Frost School of Music Hosts Meeting of Music Industry Data Experts

Frost School of Music Hosts Meeting of Music Industry Data Experts

(left to right): Susan Butler, Music Confidential; Mark Isherwood, DDEX Secretariat; Serona Elton, Frost School of Music; Kris Ahrend and Ellen Truley, The Mechanical Licensing Collective. Photo credit: Gonzalo Mejia. 
By UM News

(left to right): Susan Butler, Music Confidential; Mark Isherwood, DDEX Secretariat; Serona Elton, Frost School of Music; Kris Ahrend and Ellen Truley, The Mechanical Licensing Collective. Photo credit: Gonzalo Mejia. 

Frost School of Music Hosts Meeting of Music Industry Data Experts

By UM News
The Music Industry Program at the University of Miami’s Frost School of Music hosted a four-day in-person and online event of the music industry data standards organization Digital Data Exchange (DDEX) from June 13-16.

The event included the DDEX BIG Summit, a 1-day event which focuses on “bridging information gaps,” and a 3-day plenary semi-annual meeting. Over 175 attendees from music companies all over the world participated in the events, including individuals working with record companies, music publishers, collectives, distributors, digital music services, and technology companies.

This year's BIG Summit focused on creating and implementing better strategies to more effectively communicate data-related issues to bridge the information gaps that disrupt the flow of money in the digital music ecosystem.

Moderated by Susan Butler of Music Confidential, speakers included executives such as Greg Quillard, Director of Music Publishing Operations, YouTube; Victoria Campoamor, Senior Director, Content Operations & Services, Spotify; Amy Thompson, Chief Catalog Officer, Hipgnosis (a FTSE 250 Company on the London Stock Exchange); Cecile Rap-Veber, Chief Executive Officer of SACEM; and Kris Ahrend, Chief Executive Officer of The Mechanical Licensing Collective (a new organization in the industry, created by the Music Modernization Act of 2018). All passionately spoke about ways to improve the flow of data.

The plenary meeting included deep dives into data standards related to capturing credits in the recording studio, sending information about new music releases to digital music services, licensing songs, using music in podcasts, and routing revenue to rightsholders.

Serona Elton, Professor and Director of the Music Industry program at Frost School of Music, and Head of Educational Partnerships for The Mechanical Licensing Collective (The MLC), felt it was very important for Frost to host the event. “I’ve been involved with DDEX for many years,” said Elton, who has worked for or with major music companies, such as Warner Music Group, Sony Music Entertainment, and Universal Music Group, and has focused on practices involving rights management, licensing, royalty processing, and information management. “Without standards-compliant music data flowing in the industry, fans would not be able to find their favorite music on their preferred digital service and recording artists and songwriters would not get paid when their music is consumed.”

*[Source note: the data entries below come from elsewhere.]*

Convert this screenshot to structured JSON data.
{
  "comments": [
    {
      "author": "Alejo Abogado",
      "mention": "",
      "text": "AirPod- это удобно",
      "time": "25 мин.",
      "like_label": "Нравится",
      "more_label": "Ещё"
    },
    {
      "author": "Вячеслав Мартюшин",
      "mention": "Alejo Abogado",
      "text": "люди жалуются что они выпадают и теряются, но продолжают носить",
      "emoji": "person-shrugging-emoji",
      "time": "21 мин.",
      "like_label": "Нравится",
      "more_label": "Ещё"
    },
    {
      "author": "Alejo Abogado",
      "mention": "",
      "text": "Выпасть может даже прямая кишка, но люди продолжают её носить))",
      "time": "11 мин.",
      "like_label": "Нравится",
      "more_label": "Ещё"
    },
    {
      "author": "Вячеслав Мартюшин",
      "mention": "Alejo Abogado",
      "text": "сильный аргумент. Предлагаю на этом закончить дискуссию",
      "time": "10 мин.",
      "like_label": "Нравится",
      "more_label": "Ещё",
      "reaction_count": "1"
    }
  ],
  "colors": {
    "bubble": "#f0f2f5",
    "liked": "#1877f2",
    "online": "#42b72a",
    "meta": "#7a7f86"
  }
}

Educating newcomers to the music industry about existing standards was a topic brought up in numerous working group break-out sessions, Elton observed. “Including information about these standards in many of our courses ensures that the next generation of industry professionals understands their importance and how they work.”

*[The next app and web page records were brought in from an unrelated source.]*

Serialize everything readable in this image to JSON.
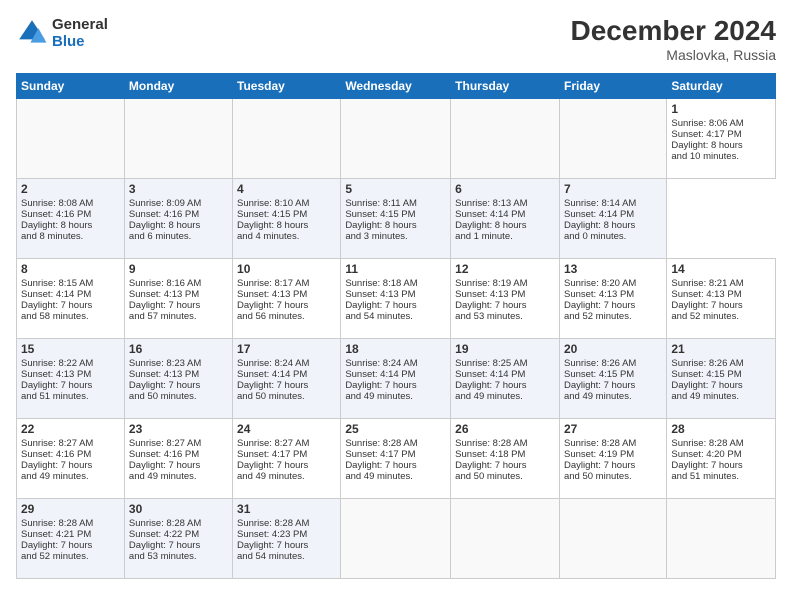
{
  "header": {
    "logo_line1": "General",
    "logo_line2": "Blue",
    "main_title": "December 2024",
    "subtitle": "Maslovka, Russia"
  },
  "calendar": {
    "headers": [
      "Sunday",
      "Monday",
      "Tuesday",
      "Wednesday",
      "Thursday",
      "Friday",
      "Saturday"
    ],
    "weeks": [
      [
        null,
        null,
        null,
        null,
        null,
        null,
        {
          "day": "1",
          "lines": [
            "Sunrise: 8:06 AM",
            "Sunset: 4:17 PM",
            "Daylight: 8 hours",
            "and 10 minutes."
          ]
        }
      ],
      [
        {
          "day": "2",
          "lines": [
            "Sunrise: 8:08 AM",
            "Sunset: 4:16 PM",
            "Daylight: 8 hours",
            "and 8 minutes."
          ]
        },
        {
          "day": "3",
          "lines": [
            "Sunrise: 8:09 AM",
            "Sunset: 4:16 PM",
            "Daylight: 8 hours",
            "and 6 minutes."
          ]
        },
        {
          "day": "4",
          "lines": [
            "Sunrise: 8:10 AM",
            "Sunset: 4:15 PM",
            "Daylight: 8 hours",
            "and 4 minutes."
          ]
        },
        {
          "day": "5",
          "lines": [
            "Sunrise: 8:11 AM",
            "Sunset: 4:15 PM",
            "Daylight: 8 hours",
            "and 3 minutes."
          ]
        },
        {
          "day": "6",
          "lines": [
            "Sunrise: 8:13 AM",
            "Sunset: 4:14 PM",
            "Daylight: 8 hours",
            "and 1 minute."
          ]
        },
        {
          "day": "7",
          "lines": [
            "Sunrise: 8:14 AM",
            "Sunset: 4:14 PM",
            "Daylight: 8 hours",
            "and 0 minutes."
          ]
        }
      ],
      [
        {
          "day": "8",
          "lines": [
            "Sunrise: 8:15 AM",
            "Sunset: 4:14 PM",
            "Daylight: 7 hours",
            "and 58 minutes."
          ]
        },
        {
          "day": "9",
          "lines": [
            "Sunrise: 8:16 AM",
            "Sunset: 4:13 PM",
            "Daylight: 7 hours",
            "and 57 minutes."
          ]
        },
        {
          "day": "10",
          "lines": [
            "Sunrise: 8:17 AM",
            "Sunset: 4:13 PM",
            "Daylight: 7 hours",
            "and 56 minutes."
          ]
        },
        {
          "day": "11",
          "lines": [
            "Sunrise: 8:18 AM",
            "Sunset: 4:13 PM",
            "Daylight: 7 hours",
            "and 54 minutes."
          ]
        },
        {
          "day": "12",
          "lines": [
            "Sunrise: 8:19 AM",
            "Sunset: 4:13 PM",
            "Daylight: 7 hours",
            "and 53 minutes."
          ]
        },
        {
          "day": "13",
          "lines": [
            "Sunrise: 8:20 AM",
            "Sunset: 4:13 PM",
            "Daylight: 7 hours",
            "and 52 minutes."
          ]
        },
        {
          "day": "14",
          "lines": [
            "Sunrise: 8:21 AM",
            "Sunset: 4:13 PM",
            "Daylight: 7 hours",
            "and 52 minutes."
          ]
        }
      ],
      [
        {
          "day": "15",
          "lines": [
            "Sunrise: 8:22 AM",
            "Sunset: 4:13 PM",
            "Daylight: 7 hours",
            "and 51 minutes."
          ]
        },
        {
          "day": "16",
          "lines": [
            "Sunrise: 8:23 AM",
            "Sunset: 4:13 PM",
            "Daylight: 7 hours",
            "and 50 minutes."
          ]
        },
        {
          "day": "17",
          "lines": [
            "Sunrise: 8:24 AM",
            "Sunset: 4:14 PM",
            "Daylight: 7 hours",
            "and 50 minutes."
          ]
        },
        {
          "day": "18",
          "lines": [
            "Sunrise: 8:24 AM",
            "Sunset: 4:14 PM",
            "Daylight: 7 hours",
            "and 49 minutes."
          ]
        },
        {
          "day": "19",
          "lines": [
            "Sunrise: 8:25 AM",
            "Sunset: 4:14 PM",
            "Daylight: 7 hours",
            "and 49 minutes."
          ]
        },
        {
          "day": "20",
          "lines": [
            "Sunrise: 8:26 AM",
            "Sunset: 4:15 PM",
            "Daylight: 7 hours",
            "and 49 minutes."
          ]
        },
        {
          "day": "21",
          "lines": [
            "Sunrise: 8:26 AM",
            "Sunset: 4:15 PM",
            "Daylight: 7 hours",
            "and 49 minutes."
          ]
        }
      ],
      [
        {
          "day": "22",
          "lines": [
            "Sunrise: 8:27 AM",
            "Sunset: 4:16 PM",
            "Daylight: 7 hours",
            "and 49 minutes."
          ]
        },
        {
          "day": "23",
          "lines": [
            "Sunrise: 8:27 AM",
            "Sunset: 4:16 PM",
            "Daylight: 7 hours",
            "and 49 minutes."
          ]
        },
        {
          "day": "24",
          "lines": [
            "Sunrise: 8:27 AM",
            "Sunset: 4:17 PM",
            "Daylight: 7 hours",
            "and 49 minutes."
          ]
        },
        {
          "day": "25",
          "lines": [
            "Sunrise: 8:28 AM",
            "Sunset: 4:17 PM",
            "Daylight: 7 hours",
            "and 49 minutes."
          ]
        },
        {
          "day": "26",
          "lines": [
            "Sunrise: 8:28 AM",
            "Sunset: 4:18 PM",
            "Daylight: 7 hours",
            "and 50 minutes."
          ]
        },
        {
          "day": "27",
          "lines": [
            "Sunrise: 8:28 AM",
            "Sunset: 4:19 PM",
            "Daylight: 7 hours",
            "and 50 minutes."
          ]
        },
        {
          "day": "28",
          "lines": [
            "Sunrise: 8:28 AM",
            "Sunset: 4:20 PM",
            "Daylight: 7 hours",
            "and 51 minutes."
          ]
        }
      ],
      [
        {
          "day": "29",
          "lines": [
            "Sunrise: 8:28 AM",
            "Sunset: 4:21 PM",
            "Daylight: 7 hours",
            "and 52 minutes."
          ]
        },
        {
          "day": "30",
          "lines": [
            "Sunrise: 8:28 AM",
            "Sunset: 4:22 PM",
            "Daylight: 7 hours",
            "and 53 minutes."
          ]
        },
        {
          "day": "31",
          "lines": [
            "Sunrise: 8:28 AM",
            "Sunset: 4:23 PM",
            "Daylight: 7 hours",
            "and 54 minutes."
          ]
        },
        null,
        null,
        null,
        null
      ]
    ]
  }
}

“Hosting the DDEX event created a mutually beneficial relationship with our program,” Elton says. “It gave the visiting experts the opportunity to network with our faculty and learn more about our Music Industry program and school facilities, and it gave our faculty the opportunity to get caught up on the latest updates to the standards.”

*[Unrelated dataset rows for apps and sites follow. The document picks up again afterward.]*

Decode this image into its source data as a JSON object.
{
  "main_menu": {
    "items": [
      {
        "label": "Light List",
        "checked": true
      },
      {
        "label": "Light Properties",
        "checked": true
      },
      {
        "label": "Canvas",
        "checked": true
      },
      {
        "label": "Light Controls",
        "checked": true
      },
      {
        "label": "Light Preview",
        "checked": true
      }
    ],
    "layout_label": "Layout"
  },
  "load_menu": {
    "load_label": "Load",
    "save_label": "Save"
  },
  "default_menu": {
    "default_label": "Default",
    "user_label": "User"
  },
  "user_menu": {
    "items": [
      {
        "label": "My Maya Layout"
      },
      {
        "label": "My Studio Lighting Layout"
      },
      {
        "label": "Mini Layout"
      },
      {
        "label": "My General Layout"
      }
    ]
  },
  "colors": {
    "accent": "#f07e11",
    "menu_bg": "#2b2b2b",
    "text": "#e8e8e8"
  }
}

In 2019, Frost’s Music Industry program was the first school to host a DDEX working group meeting and is now the first to host a BIG Summit and Plenary meeting.

Mark Isherwood of the DDEX Secretariat commented, “DDEX was really pleased to have its BIG Summit 2022 and 39th Plenary Meeting hosted by an educational institution with the amazing reputation and track record of the Frost School of Music at the University of Miami. The music industry recognizes the importance of informing the next generation of industry participants, particularly about critically important yet less glamorous subjects like metadata and identifiers. Being in Miami this week has been a fantastic opportunity to do so.”